The Battle for Reality
December 01, 2008 By David Solnit
What really happened at the 1999 WTO demonstrations in Seattle? On television, it looked like vandalism and random violence. On the streets, it looked like part festival, part uprising, part police riot. Now there’s a movie version. Activist and author David Solnit was there—organizing in the streets and speaking up on the set.
My stomach clenched the first time I heard that actor Stuart Townsend was making a mainstream movie about the 1999 shutdown of the WTO ministerial meetings, Battle in Seattle.
I was an on-the-ground organizer in Seattle, and for me and many other activists, the event was a high point in our social change work. It was a moment when organized resistance became a genuine popular uprising, successfully shutting down the opening day of the WTO meeting, taking over the downtown core of a major American city, and contributing to the collapse of negotiations that would have increased poverty, destruction, and misery around the world.
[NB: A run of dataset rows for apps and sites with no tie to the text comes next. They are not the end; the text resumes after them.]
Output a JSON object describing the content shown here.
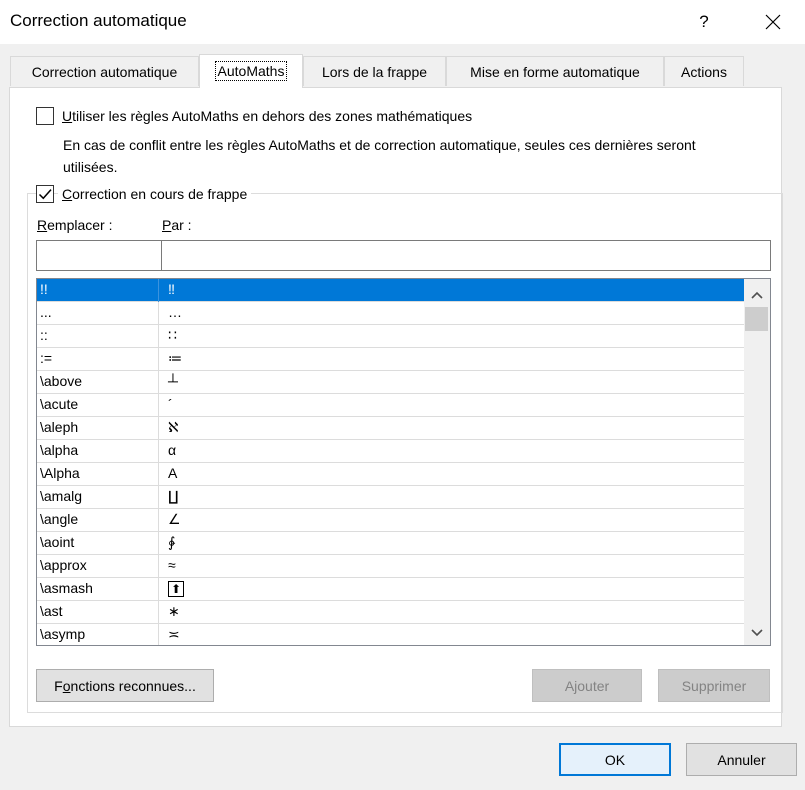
{
  "window": {
    "title": "Correction automatique",
    "help_label": "?"
  },
  "tabs": [
    {
      "label": "Correction automatique"
    },
    {
      "label": "AutoMaths"
    },
    {
      "label": "Lors de la frappe"
    },
    {
      "label": "Mise en forme automatique"
    },
    {
      "label": "Actions"
    }
  ],
  "options": {
    "outside_math": {
      "mnemonic": "U",
      "rest": "tiliser les règles AutoMaths en dehors des zones mathématiques",
      "checked": false
    },
    "conflict_note_line1": "En cas de conflit entre les règles AutoMaths et de correction automatique, seules ces dernières seront",
    "conflict_note_line2": "utilisées.",
    "replace_as_type": {
      "mnemonic": "C",
      "rest": "orrection en cours de frappe",
      "checked": true
    }
  },
  "fields": {
    "replace_label_mnemonic": "R",
    "replace_label_rest": "emplacer :",
    "with_label_mnemonic": "P",
    "with_label_rest": "ar :",
    "replace_value": "",
    "with_value": ""
  },
  "list": {
    "rows": [
      {
        "name": "!!",
        "symbol": "‼"
      },
      {
        "name": "...",
        "symbol": "…"
      },
      {
        "name": "::",
        "symbol": "∷"
      },
      {
        "name": ":=",
        "symbol": "≔"
      },
      {
        "name": "\\above",
        "symbol": "┴"
      },
      {
        "name": "\\acute",
        "symbol": "´"
      },
      {
        "name": "\\aleph",
        "symbol": "ℵ"
      },
      {
        "name": "\\alpha",
        "symbol": "α"
      },
      {
        "name": "\\Alpha",
        "symbol": "Α"
      },
      {
        "name": "\\amalg",
        "symbol": "∐"
      },
      {
        "name": "\\angle",
        "symbol": "∠"
      },
      {
        "name": "\\aoint",
        "symbol": "∳"
      },
      {
        "name": "\\approx",
        "symbol": "≈"
      },
      {
        "name": "\\asmash",
        "symbol": "⬆"
      },
      {
        "name": "\\ast",
        "symbol": "∗"
      },
      {
        "name": "\\asymp",
        "symbol": "≍"
      }
    ],
    "selected_index": 0
  },
  "buttons": {
    "functions_mnemonic": "o",
    "functions_pre": "F",
    "functions_post": "nctions reconnues...",
    "add": "Ajouter",
    "delete": "Supprimer",
    "ok": "OK",
    "cancel": "Annuler"
  },
  "colors": {
    "selection": "#0078d7",
    "default_button_border": "#0078d7"
  }
}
But for years, that story has been distorted. In mainstream media, the Seattle protesters have been portrayed either as violent extremists or as irrelevant “flat-earth advocates … and yuppies looking for their 1960s fix” as New York Times columnist Thomas Friedman put it.
The story of Seattle has itself become a battleground, one where activists fight the lies and disinformation used to stoke public fears and justify repression against grassroots movements across the U.S.
Now Townsend wanted to tell our story, and I wondered if he’d do any better.
What would a multimillion-dollar Hollywood-star-studded film tell Americans about the sometimes life-or-death struggle against trade policies that threatened to wreck local economies and dismantle environmental protections the world over? Would it tell about the extraordinary power of 50,000 ordinary people in Seattle and their millions of counterparts around the world to demand a just and democratic world—or repeat media myths about riots and violence that activists had fought so long to change?
Who’s Really Rioting?
In the days after the Seattle uprising, I wrote this description:
On November 30, 1999, a public uprising shut down the World Trade Organization and took over downtown Seattle, transforming it into a festival of resistance. Tens of thousands of people joined the nonviolent direct action blockade that encircled the WTO conference site, keeping the most powerful institution on earth shut down from dawn until dusk. … Long shore workers shut down every West Coast port from Alaska to Los Angeles. Large numbers of Seattle taxi drivers went on strike. All week the firefighters union refused authorities’ requests to turn their fire hoses on people. Tens of thousands of working people and students skipped or walked out of work or school.
Read the rest here: ZNet – Battle for Reality